A 40-year veteran of the teaching profession and of the North Polk School District will bring her years as an educator to a halt soon. Linda Janson, the high school art teacher, is retiring from her position at this school year’s end.
It’s funny that a woman who admits quite readily that she isn’t an early morning fan has taught for all these years. In retirement, she said with a laugh, “I plan never to schedule anything before 9 a.m. I have hated 6 a.m. every day of teaching.” Her love of what she was doing outweighed the daily start time. “Teaching art was the only job I ever really wanted to do and be good at. I loved almost every day of the 40 years and would like to thank every student I had, because they taught me.”
What she’s enjoyed most through the years, she said, is getting better at teaching, whether that was through continued classes, workshops or seminars or through listening to her students, both past and present. New teachers, she said, need to remember not to ask their kids to do anything they wouldn’t do themselves, and to make learning fun, rigorous and relevant, while always providing a “why” about what they’re asking students to do and learn. “Kids are like dogs, they listen to what you say and watch what you do, especially when you think they aren’t.” But listen to them, she advises. “They have great ideas,” and if there’s a problem, “involve their parents … as soon as possible… (then) call again when it gets better.”
Looking back, Janson recalls that art teaching jobs were scarce after she graduated from college. She wanted something not far from Des Moines and her husband knew a North Polk teacher’s husband who suggested she apply for an opening they had. She did and got the job to teach art. She always taught high school, and had some middle school classes intermixed for a time.
“While trying to get hired as a teacher, I also was a florist and assistant manager at a wholesale florist company; and a bartender at a country club,” she said. Other responsibilities she had included working at her church teaching Bible school and Sunday school and serving on the church council. And, she did a stint as a housekeeper at a nursing home in West Des Moines and a hostess at a restaurant.
The restaurant and bartending experience played into another job that Janson has had and will still have in retirement for awhile. She’s co-owner of a catering business in Des Moines called, The Girl’s Catering. “We do custom menus, hire our own staff, shop, prep, cook, serve and supply bartending services for all types of events,” she said, noting they’ve handled groups of eight all the way up to 1,500. It’s been a nights and weekend job, but now, she said, it will be easier, as she’ll have regular days to do the work too.

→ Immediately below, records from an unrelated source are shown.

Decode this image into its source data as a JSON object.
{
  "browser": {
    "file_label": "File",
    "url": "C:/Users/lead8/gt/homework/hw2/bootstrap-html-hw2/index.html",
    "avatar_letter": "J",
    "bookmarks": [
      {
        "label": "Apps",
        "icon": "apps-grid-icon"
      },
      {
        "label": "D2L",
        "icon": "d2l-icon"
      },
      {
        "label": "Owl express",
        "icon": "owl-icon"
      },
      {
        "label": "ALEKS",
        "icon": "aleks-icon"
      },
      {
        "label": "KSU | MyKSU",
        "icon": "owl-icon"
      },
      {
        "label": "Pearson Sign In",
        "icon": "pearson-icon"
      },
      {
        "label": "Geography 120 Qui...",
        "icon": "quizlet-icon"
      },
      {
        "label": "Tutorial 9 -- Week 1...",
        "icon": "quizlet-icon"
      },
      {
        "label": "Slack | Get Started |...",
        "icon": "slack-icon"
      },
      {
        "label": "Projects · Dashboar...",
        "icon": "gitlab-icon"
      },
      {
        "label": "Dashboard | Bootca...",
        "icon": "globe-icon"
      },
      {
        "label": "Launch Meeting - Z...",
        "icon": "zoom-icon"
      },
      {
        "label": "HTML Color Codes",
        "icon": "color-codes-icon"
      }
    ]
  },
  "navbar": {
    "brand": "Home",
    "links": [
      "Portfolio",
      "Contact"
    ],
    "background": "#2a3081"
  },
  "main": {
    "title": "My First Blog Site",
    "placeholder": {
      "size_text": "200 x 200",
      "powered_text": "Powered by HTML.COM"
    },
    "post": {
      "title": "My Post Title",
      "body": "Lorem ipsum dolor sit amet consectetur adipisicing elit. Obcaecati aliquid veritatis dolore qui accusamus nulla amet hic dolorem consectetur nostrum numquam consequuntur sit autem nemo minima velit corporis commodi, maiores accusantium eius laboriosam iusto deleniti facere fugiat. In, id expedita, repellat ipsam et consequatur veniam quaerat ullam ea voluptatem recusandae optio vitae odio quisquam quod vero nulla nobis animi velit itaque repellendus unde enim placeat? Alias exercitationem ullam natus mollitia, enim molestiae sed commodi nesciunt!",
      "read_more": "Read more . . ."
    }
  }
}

Janson has never really been “not busy.” As a teacher at North Polk High School she’s taken on a lot of other responsibilities that come along with the job. She was yearbook sponsor for 13 years; National Art Honor Society sponsor; a mentor for first-year teachers for five years; the School-To-Work coordinator; an At-Risk Team member; a TLC mentor teacher for two years; and held countless class sponsor duties, including nine years as senior sponsor off and on, as well as being an assistant on musicals, plays and proms.
The challenges of teacher through the years, she said, has been the scope of responsibilities and expectations that have been added on for the classroom teacher, and dealing with the changing family structures for students. “Family structures are less traditional and there seems to be a lot more put on kids at earlier ages. Teaching has changed to helping students sort and manage information, rather than giving information and providing information,” she said. The change with information can be fun, she noted, but also difficult.
In retirement, Janson will have more time to spend with family and she’ll hear plenty about teaching. She has two married children, a son Chris and a daughter, Erin. Both live just five minutes away. “My daughter teaches ELL in Des Moines Schools, and my son is married to a music teacher in the Des Moines Schools. My daughter has two little boys, 5 and 1, and my son has a little boy, 3, and another baby due in September. I love being a grandma, and I will be able to help out when the boys have to be home sick. It’s hard to find sitters when we all work and teach.”
What other things are on Janson’s retirement “to do” list? “I have books to read on lists, lists of movies to watch and vacations to schedule that are not over only two weeks of the year.”